Exercise:
If a line below includes the string "eggplant", copy it.

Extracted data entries
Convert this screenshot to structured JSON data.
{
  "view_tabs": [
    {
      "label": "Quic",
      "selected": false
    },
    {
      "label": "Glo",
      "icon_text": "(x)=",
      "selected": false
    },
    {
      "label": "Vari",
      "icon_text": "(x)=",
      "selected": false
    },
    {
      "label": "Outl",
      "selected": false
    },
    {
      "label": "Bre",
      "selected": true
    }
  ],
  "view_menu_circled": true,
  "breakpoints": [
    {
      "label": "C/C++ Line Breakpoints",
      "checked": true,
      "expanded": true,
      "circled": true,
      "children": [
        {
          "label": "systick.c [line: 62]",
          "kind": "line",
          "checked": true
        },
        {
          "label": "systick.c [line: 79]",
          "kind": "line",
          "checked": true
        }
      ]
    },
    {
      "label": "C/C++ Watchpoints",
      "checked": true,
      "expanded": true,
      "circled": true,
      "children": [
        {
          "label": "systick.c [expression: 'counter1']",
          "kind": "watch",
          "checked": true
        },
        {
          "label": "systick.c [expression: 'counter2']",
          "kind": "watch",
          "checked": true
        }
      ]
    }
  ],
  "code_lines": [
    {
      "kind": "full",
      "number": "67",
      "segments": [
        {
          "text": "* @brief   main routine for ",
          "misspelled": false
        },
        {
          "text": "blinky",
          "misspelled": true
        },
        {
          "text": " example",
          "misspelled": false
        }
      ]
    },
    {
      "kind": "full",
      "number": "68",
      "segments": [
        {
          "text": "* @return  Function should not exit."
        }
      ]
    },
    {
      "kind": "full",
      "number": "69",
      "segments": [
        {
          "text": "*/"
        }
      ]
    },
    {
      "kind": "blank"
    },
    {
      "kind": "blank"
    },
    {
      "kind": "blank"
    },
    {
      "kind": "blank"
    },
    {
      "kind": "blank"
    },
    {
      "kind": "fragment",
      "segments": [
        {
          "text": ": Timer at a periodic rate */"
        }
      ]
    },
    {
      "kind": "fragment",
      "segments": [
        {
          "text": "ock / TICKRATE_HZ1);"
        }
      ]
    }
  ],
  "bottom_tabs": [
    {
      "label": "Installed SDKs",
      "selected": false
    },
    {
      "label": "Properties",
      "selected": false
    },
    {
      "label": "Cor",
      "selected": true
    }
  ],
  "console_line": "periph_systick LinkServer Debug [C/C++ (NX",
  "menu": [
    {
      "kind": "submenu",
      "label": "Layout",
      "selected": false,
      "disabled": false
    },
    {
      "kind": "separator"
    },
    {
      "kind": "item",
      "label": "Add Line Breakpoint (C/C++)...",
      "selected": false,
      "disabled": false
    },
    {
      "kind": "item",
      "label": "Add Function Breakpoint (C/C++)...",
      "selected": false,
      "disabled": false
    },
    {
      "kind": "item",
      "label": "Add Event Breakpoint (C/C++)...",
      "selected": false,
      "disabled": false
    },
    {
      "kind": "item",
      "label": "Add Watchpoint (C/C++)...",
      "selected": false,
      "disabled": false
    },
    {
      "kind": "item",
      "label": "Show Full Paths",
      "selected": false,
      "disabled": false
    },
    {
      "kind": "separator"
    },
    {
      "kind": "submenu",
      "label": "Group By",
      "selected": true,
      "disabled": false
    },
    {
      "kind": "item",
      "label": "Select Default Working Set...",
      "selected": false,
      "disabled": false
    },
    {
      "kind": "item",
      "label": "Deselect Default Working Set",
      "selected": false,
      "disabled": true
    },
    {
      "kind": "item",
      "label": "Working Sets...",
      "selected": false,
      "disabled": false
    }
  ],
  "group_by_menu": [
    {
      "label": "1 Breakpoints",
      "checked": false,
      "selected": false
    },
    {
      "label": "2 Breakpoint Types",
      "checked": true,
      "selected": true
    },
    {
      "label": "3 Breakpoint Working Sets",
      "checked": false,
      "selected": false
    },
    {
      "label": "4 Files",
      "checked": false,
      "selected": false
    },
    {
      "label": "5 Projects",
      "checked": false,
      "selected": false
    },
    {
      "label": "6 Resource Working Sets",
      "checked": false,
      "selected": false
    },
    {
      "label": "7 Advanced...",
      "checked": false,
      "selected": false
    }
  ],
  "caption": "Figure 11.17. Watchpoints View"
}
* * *
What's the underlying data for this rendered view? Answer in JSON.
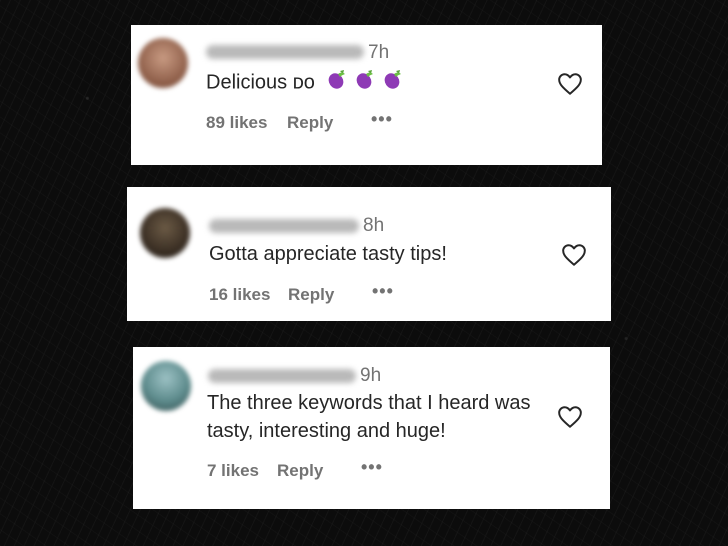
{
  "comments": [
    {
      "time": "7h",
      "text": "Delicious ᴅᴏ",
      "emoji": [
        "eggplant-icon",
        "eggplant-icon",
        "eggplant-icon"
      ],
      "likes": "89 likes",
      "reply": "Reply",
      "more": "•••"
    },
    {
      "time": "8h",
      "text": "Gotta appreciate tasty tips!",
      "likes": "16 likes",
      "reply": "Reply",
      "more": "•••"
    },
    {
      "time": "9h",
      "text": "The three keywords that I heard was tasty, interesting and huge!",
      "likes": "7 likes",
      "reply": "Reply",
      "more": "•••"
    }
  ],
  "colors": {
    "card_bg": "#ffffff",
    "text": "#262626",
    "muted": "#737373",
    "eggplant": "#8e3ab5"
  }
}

Response area:
        "eggplant-icon",
        "eggplant-icon",
        "eggplant-icon"
    "eggplant": "#8e3ab5"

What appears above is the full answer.